Five steps to winter happiness

Being happy isn’t a mood that is 100 percent achievable 24 hours a day. I like to think of happiness as something that comes and goes. The important thing about finding happiness is knowing it will always come back.

Being happy isn’t a mood that is 100 percent achievable 24 hours a day. I like to think of happiness as something that comes and goes.

The important thing about finding happiness is knowing it will always come back.

1. Friends

While I have a bias for actually having friends whom I can talk to in person, it appears that virtual connections do have a place in the search for happiness.

Time Magazine recently released a story referring to the effects of positive posts on Facebook. Basically, when something uplifting was posted, two posts with similar emotions would follow by other people.

The study also showed that “each additional positive post reduced the number of negative ones by friends by nearly two-fold, while each additional negative update lowered positive posts by 1.3 times.”

So when you get online, spread the love with puppies and rainbows and continue the flow of good vibes.

It doesn’t mean that you still shouldn’t let positive emotions spread in real time. So next time you are at the Farmers’ Market, Holiday Tree Lighting Ceremony or the Eastsound Art Walk, say something nice and watch the positivity spread.

2. Adventure

Exercise can be a dirty word, so I prefer the term “adventure” whenever I am getting my blood pumping whether it’s a hike up Turtleback, going for a jog, kayaking or backpacking in the North Cascades.

There are hundreds of ways to be active: rearranging your furniture, dancing or walking a dog at the animal shelter all count.

But if you are depressed it is often hard to get motivated to start an “adventure.”

“The problem with exercise is that people are often too depressed to get off the couch,” said Dr. Frank James, San Juan County health officer.

For people facing that level of lethargy, James recommends seeking medication or talk therapy first and then they should focus on getting exercise back into their lives.

The recommended dose of physical activity is 40 minutes a day. James said as long as you are slightly out of breath, but could still maintain a conversation, then you are at the right level of physical exertion.

If you can get outdoors during the day and combine light exposure while raising your heart rate, that is ideal, said James.

3. Comfort zone

Routine can be good. You read the paper in the morning, head to work and look forward to curling up with your favorite book in the evening, but can this pattern create stagnancy in your life?

According to an article on Life Hacker’s website, the anxiety that comes from stepping out of your comfort zone may actually be good for you. The article points to benefits like extended creativity and the ability to cope with unexpected change.

Of course everyone’s comfort zone is different and you have to find what is a healthy level of stepping out. For many of us, learning a new discipline like yoga or learning to play an instrument may be enough to jump start our lives. It’s important to gradually step out of your comfort zone and remember you can always come back to your creature comforts.

4. Probiotics

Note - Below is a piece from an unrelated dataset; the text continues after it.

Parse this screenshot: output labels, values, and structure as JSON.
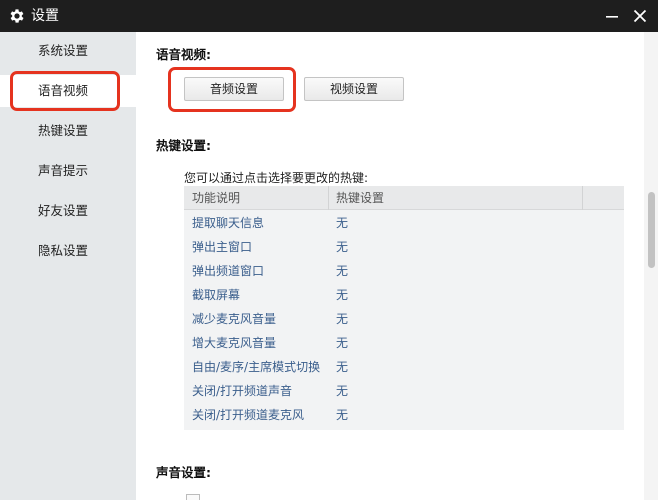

Any RadioLab podcast fans out there? In their episode “Guts,” hosts Jad and Robert refer to a study on mice that were given probiotics known as Lactobacillus. The question was: if you feed mice a lot of probiotics, would it change their personality?

Half of the mice were given probiotics and the other half were not. The mice were dropped in water in a bucket that they could not get out of. The mice that were not on probiotics swam for a little while, but within four minutes gave up and started to float. The mice that were taking Lactobacillus continued to swim for six minutes, which is when researchers removed the mice from the bucket.

Overall, the study, which measured the animals’ stress hormones, found that mice who had been given probiotics suffered less stress, anxiety and depression-related behavior. Conclusion: I keep a bottle of probiotics near my desk.

5. Meditation

Numerous studies suggest that meditation not only creates relaxation and stress reduction, but can also bring you general peace of the mind.

According to the Mayo Clinic, “meditation can give you a sense of calm, peace and balance that benefits both your emotional well-being and your overall health. And these benefits don’t end when your meditation session ends. Meditation can help carry you more calmly through your day and may improve certain medical conditions.”

If you want to dive into meditation, try a guided recording by Dr. Ronald Siegel, an assistant clinical professor of psychology at Harvard Medical School at